Second, remimazolam may be used for non-operating room anesthesia or NORA procedures. Remimazolam may be used for patients undergoing GI and Pulmonary Endoscopic Procedures. Studies have revealed a comparable efficacy for procedural sedation with less hemodynamic variability, painless IV injection, decreased postoperative nausea and vomiting, and a rapid return to baseline neurological function. Wow, that all sounds great! For patients undergoing interventional radiology procedures, remimazolam may be used to provide sedation, amnesia, and anxiolysis. The new medication may have a big impact in this space since these patients may be sicker with multiple comorbidities, require deeper levels of sedation, and are too unstable to open surgical procedures and these procedures often have limited, intermittent periods of stimulation. Patients, such as those with claustrophobia, musculoskeletal discomfort, and tremors, who need sedation when undergoing magnetic resonance imaging may benefit from remimazolam administration. Remimazolam may also be used with dexmedetomidine to provide monitored anesthesia care for MRI. Here are some good examples, patients with central spinal cord stenosis may be safely sedated with intermittent remimazolam boluses to obtain the imaging with intermittent neurological exams to monitor for permanent spinal cord ischemia. Small doses may be given to patients for anxiolysis while maintaining a patent airway to complete a brain MRI. The authors point out that the Mayo Clinic does not formally have nurses performing sedation with remimazolam.
Finally, there appears to be a role during neurosurgical procedures since it provides rapid amnestic sedation and anxiolysis which may be quickly followed by a meaningful neurologic exam. The authors report using this medication for awake craniotomies during pin placement, local anesthetic administration, urethral catheter placement, and surgical incision.

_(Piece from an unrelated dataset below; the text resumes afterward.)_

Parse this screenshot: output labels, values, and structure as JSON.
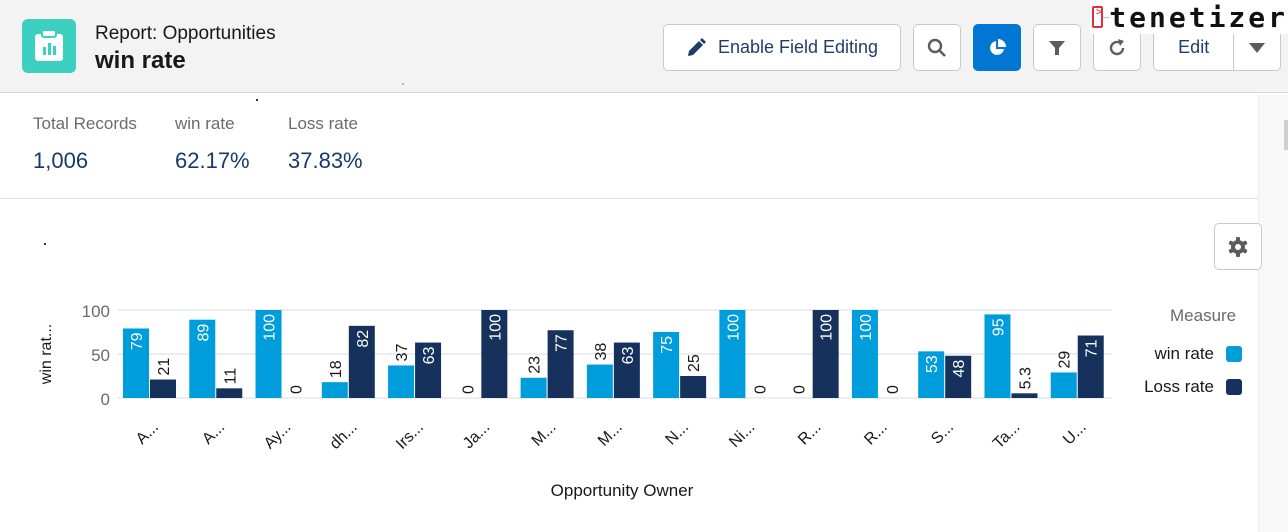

The authors’ experience with remimazolam is that it will likely have a big impact on a variety of clinical situations given the attractive pharmacokinetics, relative respiratory and hemodynamic safety profile, and rapid reversal with likely expansion into nurse sedation practice as well as outpatient and ambulatory settings going forward. The authors leave us with this call to action:
“Anesthesia professionals have a unique opportunity to identify patient safety practice guidelines, clinical guardrails, and safety algorithms for remimazolam. More large patient cohort safety data are forthcoming to truly delineate its safety profile compared to the other commonly used sedatives in the anesthesia professionals’ arsenal.”
We are looking forward to learning more about remimazolam going forward and it will be exciting to see if this is the next practice-changing medication. If you are using remimazolam at your institution and in your clinical practice, let us know by tagging us on twitter @APSF.org. We want to hear from you and your experience.
If you have any questions or comments from today’s show, please email us at [email protected]. Please keep in mind that the information in this show is provided for informational purposes only and does not constitute medical or legal advice. We hope that you will visit APSF.org for detailed information and check out the show notes for links to all the topics we discussed today. We’ll be back next week to talk about an all-new article from the October 2023 APSF Newsletter.
Until next time, stay vigilant so that no one shall be harmed by anesthesia care.
© 2023, The Anesthesia Patient Safety Foundation